The study was supported by the Australian Research Council (DP180102447) and the National Health and Medical Research Council.  Data collection for VIHCS was supported by the National Health and Medical Research Council; Australian Rotary Health; Colonial Foundation; Perpetual Trustees; Financial Markets Foundation for Children (Australia); Royal Children’s Hospital Foundation; and the Murdoch Children’s Research Institute.

About the MRC IEU The MRC Integrative Epidemiology Unit (IEU) at the University of Bristol conducts some of the UK's most advanced population health science research. It uses genetics, population data and experimental interventions to look for the underlying causes of chronic disease. The unit exploits the latest advances in genetic and epigenetic technologies. We develop new analysis methods to improve understanding of how our family background, behaviours and genes work together. Using these to investigate how people develop and remain healthy or become ill.

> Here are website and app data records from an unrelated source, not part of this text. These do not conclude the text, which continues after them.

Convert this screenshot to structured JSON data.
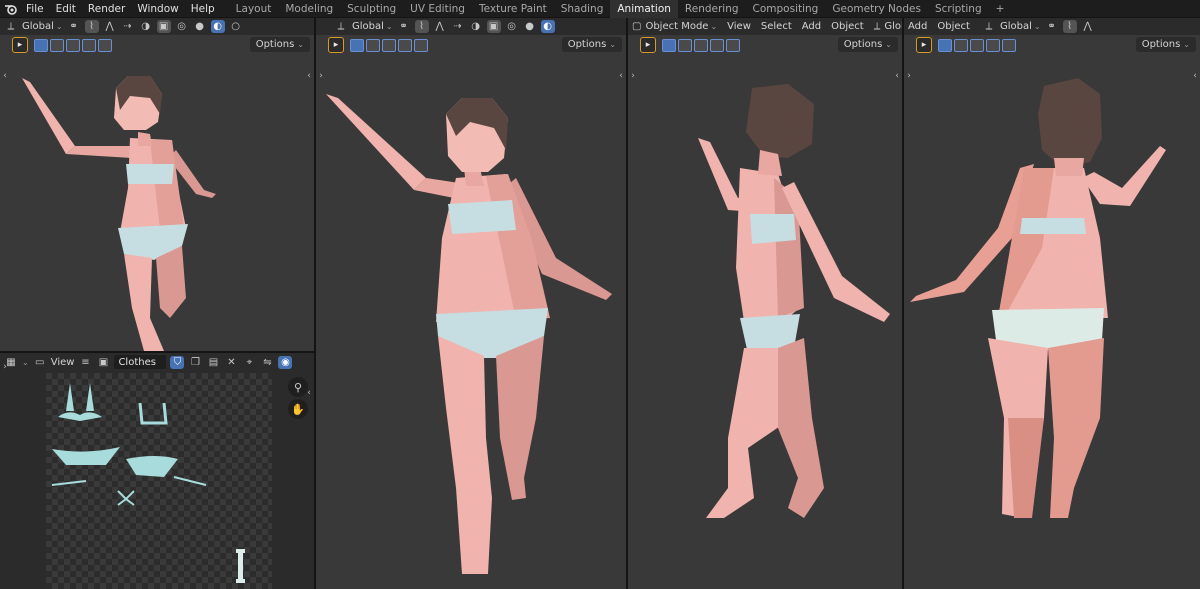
{
  "topbar": {
    "menus": [
      "File",
      "Edit",
      "Render",
      "Window",
      "Help"
    ],
    "workspaces": [
      "Layout",
      "Modeling",
      "Sculpting",
      "UV Editing",
      "Texture Paint",
      "Shading",
      "Animation",
      "Rendering",
      "Compositing",
      "Geometry Nodes",
      "Scripting"
    ],
    "active_workspace": "Animation",
    "add_tab": "+"
  },
  "viewport1": {
    "orientation": "Global",
    "options": "Options"
  },
  "viewport2": {
    "orientation": "Global",
    "options": "Options"
  },
  "viewport3": {
    "mode": "Object Mode",
    "menus": [
      "View",
      "Select",
      "Add",
      "Object"
    ],
    "orientation": "Global",
    "options": "Options"
  },
  "viewport4": {
    "menus": [
      "Add",
      "Object"
    ],
    "orientation": "Global",
    "options": "Options"
  },
  "image_editor": {
    "view_menu": "View",
    "image_name": "Clothes"
  },
  "colors": {
    "skin": "#f0b3ad",
    "skin_shade": "#d99891",
    "hair": "#5a4640",
    "cloth": "#bfdbe0",
    "uv": "#a8dcdc",
    "accent": "#4772b3",
    "tool_outline": "#d89a2a"
  }
}
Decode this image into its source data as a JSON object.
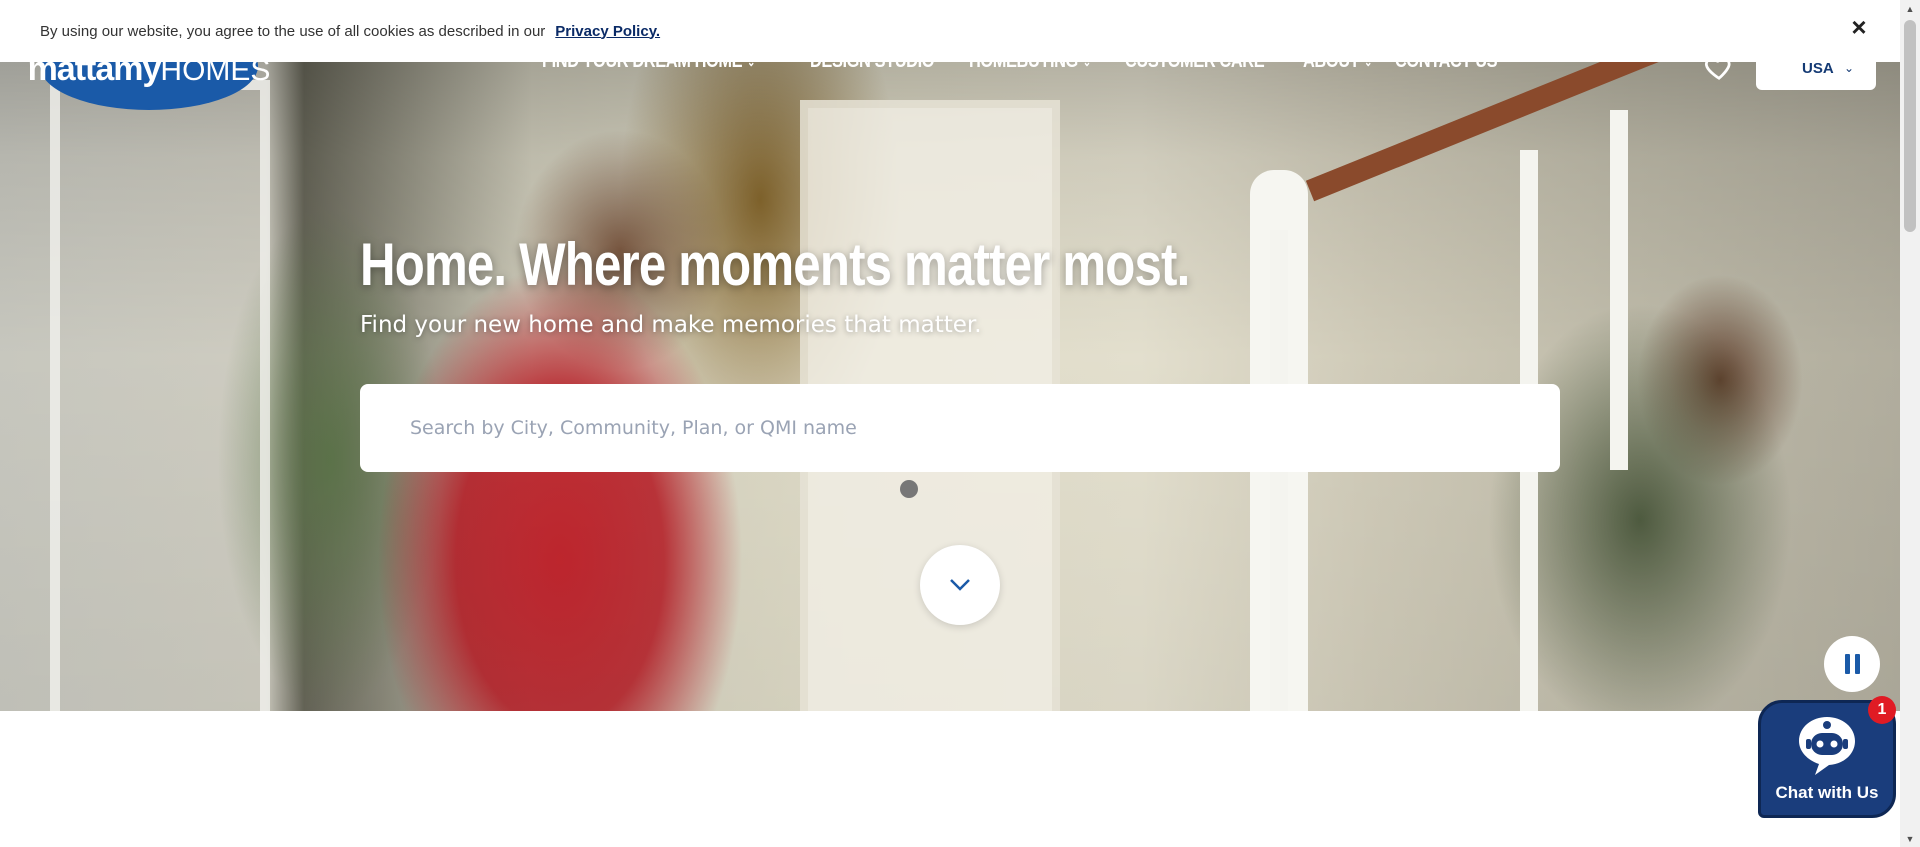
{
  "cookie_bar": {
    "message": "By using our website, you agree to the use of all cookies as described in our",
    "link_label": "Privacy Policy.",
    "close_icon": "×"
  },
  "header": {
    "logo_primary": "mattamy",
    "logo_secondary": "HOMES",
    "menu": [
      {
        "label": "FIND YOUR DREAM HOME",
        "has_dropdown": true
      },
      {
        "label": "DESIGN STUDIO",
        "has_dropdown": false
      },
      {
        "label": "HOMEBUYING",
        "has_dropdown": true
      },
      {
        "label": "CUSTOMER CARE",
        "has_dropdown": false
      },
      {
        "label": "ABOUT",
        "has_dropdown": true
      },
      {
        "label": "CONTACT US",
        "has_dropdown": false
      }
    ],
    "favorites_icon": "heart-icon",
    "country_selector": "USA"
  },
  "hero": {
    "headline": "Home. Where moments matter most.",
    "subheadline": "Find your new home and make memories that matter.",
    "search_placeholder": "Search by City, Community, Plan, or QMI name",
    "scroll_icon": "chevron-down-icon",
    "pause_icon": "pause-icon"
  },
  "chat": {
    "label": "Chat with Us",
    "badge_count": "1",
    "icon": "robot-icon"
  },
  "colors": {
    "brand_blue": "#1a5aa8",
    "chat_navy": "#1a3d7c",
    "badge_red": "#e01b24",
    "link_navy": "#0a2a66"
  }
}
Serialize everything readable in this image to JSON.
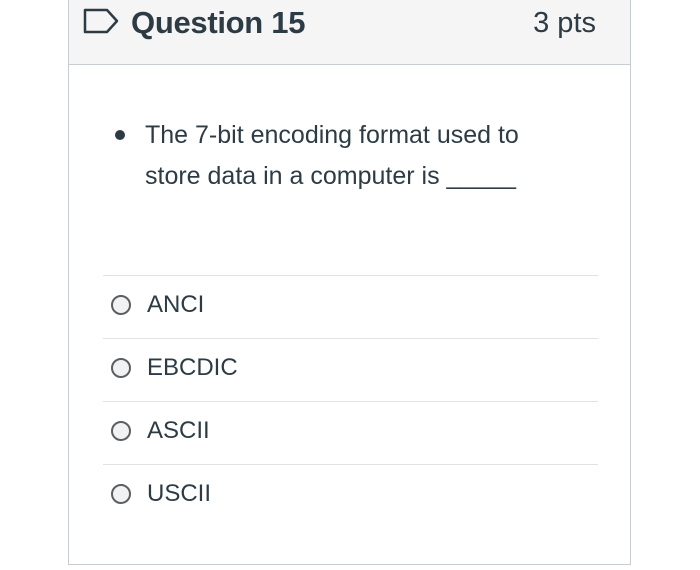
{
  "question": {
    "title": "Question 15",
    "points": "3 pts",
    "text": "The 7-bit encoding format used to store data in a computer is _____"
  },
  "answers": [
    {
      "label": "ANCI",
      "selected": false
    },
    {
      "label": "EBCDIC",
      "selected": false
    },
    {
      "label": "ASCII",
      "selected": false
    },
    {
      "label": "USCII",
      "selected": false
    }
  ],
  "icons": {
    "flag": "bookmark-flag-icon",
    "bullet": "bullet-icon",
    "radio": "radio-button-icon"
  },
  "colors": {
    "text": "#2d3b45",
    "header_bg": "#f5f5f5",
    "border": "#c7cdd1"
  }
}
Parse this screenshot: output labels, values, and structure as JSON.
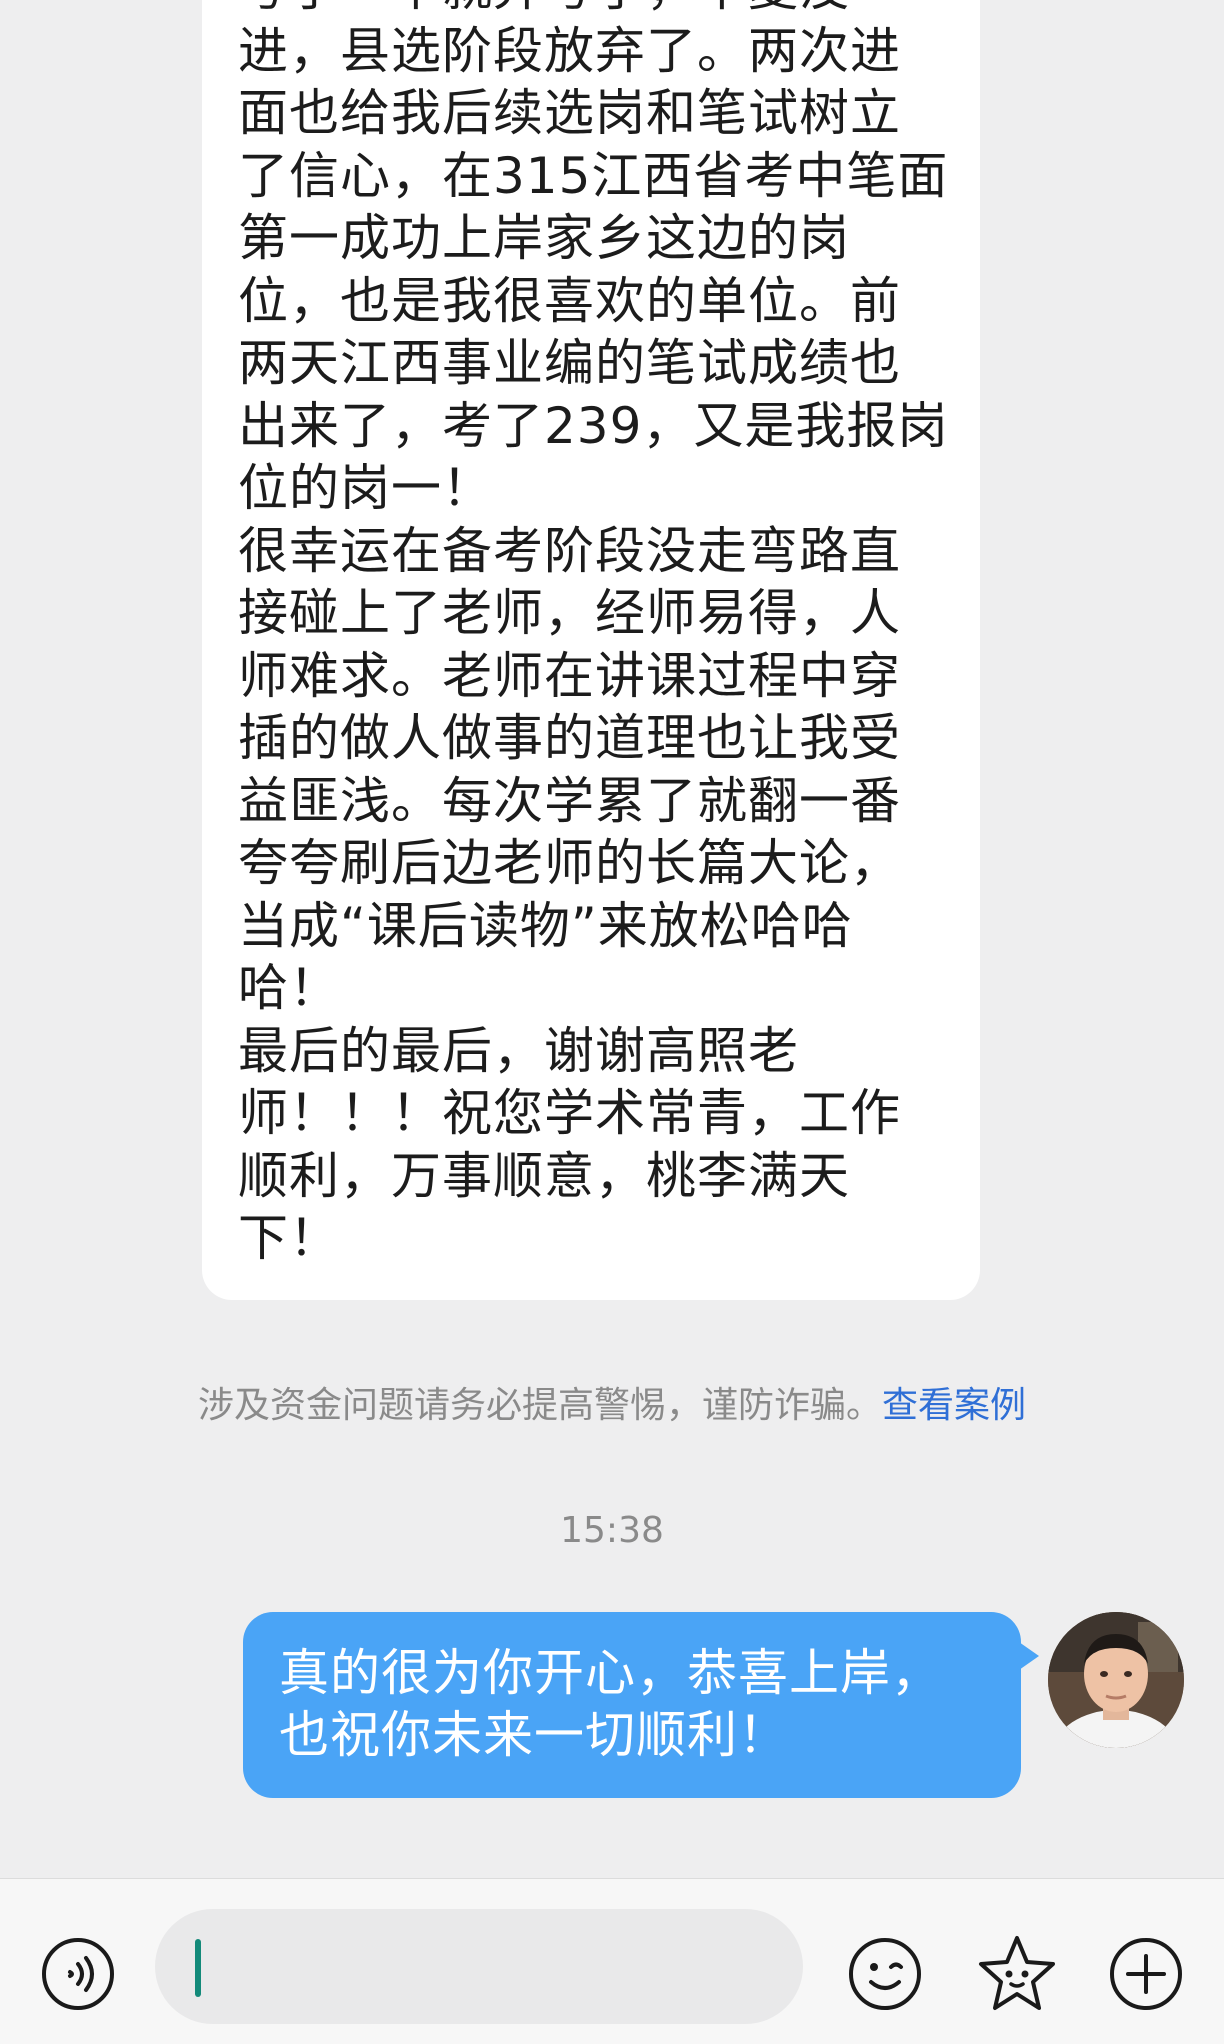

About MCRI

The Murdoch Children's Research Institute (MCRI) is the largest child health research institute in Australia committed to making discoveries and developing treatments to improve child and adolescent health in Australia and around the world. They are pioneering new treatments, trialling better vaccines and improving ways of diagnosing and helping sick babies, children and adolescents. It is one of the only research institutes in Australia to offer genetic testing to find answers for families of children with previously undiagnosed conditions.


Issued by the University of Bristol, UK